● Information supplied
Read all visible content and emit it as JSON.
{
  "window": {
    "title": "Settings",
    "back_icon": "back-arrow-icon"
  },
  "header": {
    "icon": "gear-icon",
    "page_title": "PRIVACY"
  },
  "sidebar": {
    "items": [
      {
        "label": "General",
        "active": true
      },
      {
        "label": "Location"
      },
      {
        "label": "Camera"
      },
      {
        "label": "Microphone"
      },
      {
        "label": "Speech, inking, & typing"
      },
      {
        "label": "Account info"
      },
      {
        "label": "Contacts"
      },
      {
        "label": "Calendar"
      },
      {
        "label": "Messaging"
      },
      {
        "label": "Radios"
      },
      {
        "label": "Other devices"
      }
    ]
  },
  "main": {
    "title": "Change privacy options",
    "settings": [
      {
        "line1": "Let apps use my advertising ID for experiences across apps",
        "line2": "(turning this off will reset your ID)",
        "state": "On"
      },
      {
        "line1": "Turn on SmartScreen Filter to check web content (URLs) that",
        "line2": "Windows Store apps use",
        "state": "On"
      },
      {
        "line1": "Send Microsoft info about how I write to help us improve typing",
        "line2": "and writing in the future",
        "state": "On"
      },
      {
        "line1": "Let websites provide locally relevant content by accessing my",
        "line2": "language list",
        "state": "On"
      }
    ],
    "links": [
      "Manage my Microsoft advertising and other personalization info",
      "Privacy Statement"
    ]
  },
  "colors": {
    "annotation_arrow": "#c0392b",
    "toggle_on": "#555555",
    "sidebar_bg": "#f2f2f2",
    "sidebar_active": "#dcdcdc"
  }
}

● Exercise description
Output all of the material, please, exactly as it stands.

● Result of this task
Read all visible content and emit it as JSON.
{
  "window": {
    "title": "Settings",
    "back_icon": "back-arrow-icon"
  },
  "header": {
    "icon": "gear-icon",
    "page_title": "PRIVACY"
  },
  "sidebar": {
    "items": [
      {
        "label": "General",
        "active": true
      },
      {
        "label": "Location"
      },
      {
        "label": "Camera"
      },
      {
        "label": "Microphone"
      },
      {
        "label": "Speech, inking, & typing"
      },
      {
        "label": "Account info"
      },
      {
        "label": "Contacts"
      },
      {
        "label": "Calendar"
      },
      {
        "label": "Messaging"
      },
      {
        "label": "Radios"
      },
      {
        "label": "Other devices"
      }
    ]
  },
  "main": {
    "title": "Change privacy options",
    "settings": [
      {
        "line1": "Let apps use my advertising ID for experiences across apps",
        "line2": "(turning this off will reset your ID)",
        "state": "On"
      },
      {
        "line1": "Turn on SmartScreen Filter to check web content (URLs) that",
        "line2": "Windows Store apps use",
        "state": "On"
      },
      {
        "line1": "Send Microsoft info about how I write to help us improve typing",
        "line2": "and writing in the future",
        "state": "On"
      },
      {
        "line1": "Let websites provide locally relevant content by accessing my",
        "line2": "language list",
        "state": "On"
      }
    ],
    "links": [
      "Manage my Microsoft advertising and other personalization info",
      "Privacy Statement"
    ]
  },
  "colors": {
    "annotation_arrow": "#c0392b",
    "toggle_on": "#555555",
    "sidebar_bg": "#f2f2f2",
    "sidebar_active": "#dcdcdc"
  }
}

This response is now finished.